The rookie wage scale isn’t working.
Well, it’s working in one way. First-round draft picks make far less money than they used to, especially at the top of the process.
One of the arguments in support of robbing from the rich and giving to the ultra-rich was that removing the gigantic lottery prizes would help kids choose to stay in school. Which is exactly what the league wants to encourage in order to preserve the delicate relationship with the folks who run the NFL’s free farm system.
In that respect, it’s not working. And it’s no surprise.
The new system doesn’t remove huge contracts. It delays them. To get a huge contract, a player must have at least three years in the NFL. And so it now makes sense to get to the NFL ASAFP, and to put in the time necessary to get the second contract.
The players understand it, thanks to the agents who are explaining it to them. Gil Brandt of NFL.com reports that 80 underclassmen already have applied for early admission to the draft. That’s seven more than last year’s record high of 73.

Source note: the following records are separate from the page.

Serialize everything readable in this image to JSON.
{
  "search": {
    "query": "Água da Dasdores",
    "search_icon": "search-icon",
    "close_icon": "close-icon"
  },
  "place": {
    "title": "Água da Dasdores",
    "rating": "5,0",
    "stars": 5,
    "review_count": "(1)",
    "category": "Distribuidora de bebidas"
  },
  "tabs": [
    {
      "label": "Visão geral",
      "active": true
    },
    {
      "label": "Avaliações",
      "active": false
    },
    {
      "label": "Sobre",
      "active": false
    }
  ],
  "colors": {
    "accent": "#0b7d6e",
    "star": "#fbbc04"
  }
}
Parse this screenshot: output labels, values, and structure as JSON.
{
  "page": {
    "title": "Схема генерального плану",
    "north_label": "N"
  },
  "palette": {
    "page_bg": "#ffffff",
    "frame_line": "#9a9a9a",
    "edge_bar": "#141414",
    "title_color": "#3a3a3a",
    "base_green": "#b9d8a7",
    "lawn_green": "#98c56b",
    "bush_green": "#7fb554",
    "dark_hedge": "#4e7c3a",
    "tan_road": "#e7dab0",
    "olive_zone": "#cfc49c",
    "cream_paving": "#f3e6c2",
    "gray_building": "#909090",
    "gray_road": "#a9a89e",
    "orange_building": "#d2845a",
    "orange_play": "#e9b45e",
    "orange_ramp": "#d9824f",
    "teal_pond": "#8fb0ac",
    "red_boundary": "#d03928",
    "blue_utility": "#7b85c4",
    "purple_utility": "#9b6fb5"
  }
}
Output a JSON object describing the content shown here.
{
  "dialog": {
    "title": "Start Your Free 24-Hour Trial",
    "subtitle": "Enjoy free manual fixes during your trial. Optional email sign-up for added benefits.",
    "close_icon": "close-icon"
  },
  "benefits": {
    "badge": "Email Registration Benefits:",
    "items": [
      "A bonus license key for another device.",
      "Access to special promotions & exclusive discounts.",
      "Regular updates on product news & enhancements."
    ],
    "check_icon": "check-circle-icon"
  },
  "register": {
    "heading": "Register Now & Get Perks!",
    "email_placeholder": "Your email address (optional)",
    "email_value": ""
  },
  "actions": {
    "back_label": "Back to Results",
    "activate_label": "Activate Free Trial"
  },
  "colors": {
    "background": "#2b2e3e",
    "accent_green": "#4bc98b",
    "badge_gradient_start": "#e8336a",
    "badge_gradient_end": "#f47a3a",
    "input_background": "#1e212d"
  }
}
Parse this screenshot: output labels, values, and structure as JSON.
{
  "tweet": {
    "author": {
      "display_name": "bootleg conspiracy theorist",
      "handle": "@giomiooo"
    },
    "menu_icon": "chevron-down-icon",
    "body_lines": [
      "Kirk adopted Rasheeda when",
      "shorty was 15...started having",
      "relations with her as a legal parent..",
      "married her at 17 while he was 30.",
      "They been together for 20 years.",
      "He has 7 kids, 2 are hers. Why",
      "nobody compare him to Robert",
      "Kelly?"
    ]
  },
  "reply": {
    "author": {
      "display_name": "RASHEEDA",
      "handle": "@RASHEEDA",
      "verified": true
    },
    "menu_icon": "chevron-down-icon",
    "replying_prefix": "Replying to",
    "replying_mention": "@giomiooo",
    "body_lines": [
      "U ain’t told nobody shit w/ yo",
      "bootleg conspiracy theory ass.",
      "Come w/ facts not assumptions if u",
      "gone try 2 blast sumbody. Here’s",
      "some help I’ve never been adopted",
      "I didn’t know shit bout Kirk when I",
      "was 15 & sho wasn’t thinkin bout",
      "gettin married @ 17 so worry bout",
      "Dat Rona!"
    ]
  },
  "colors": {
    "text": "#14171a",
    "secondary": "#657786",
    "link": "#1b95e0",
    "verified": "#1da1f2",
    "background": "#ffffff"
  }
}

Brandt expects the final number to exceed 100 by next Wednesday’s deadline.
Three years ago, in the last draft before the rookie wage scale was adopted, only 56 underclassmen entered the draft. There’s a chance that twice that number will file for early admission to the draft in 2014.
It’s unclear whether the curators of college football have expressed dismay to the NFL regarding this trend. We’ve heard, however, that college coaches aren’t happy with the efforts of the league-owned media conglomerate to spend so much time talking about underclassmen who may enter the draft — especially since NFL rules prohibit teams from saying anything about players who haven’t been certified as eligible for the draft.
While Brandt added a perfunctory word of caution to college players in his latest item regarding the record number of players leaving college football early, the cat’s out of the bag and it’s ripping up the upholstery. Staying in school to improve draft stock no longer matters; it’s far more important to get to the NFL and to start putting in time toward the second contract once the player is ready to compete for a spot on an NFL roster.
Which also hurts veteran players, since it creates a glut of younger, cheaper players who’ll then battle it out among themselves for the chance to become the elite veterans who are then surrounded by a glut of younger, cheaper players.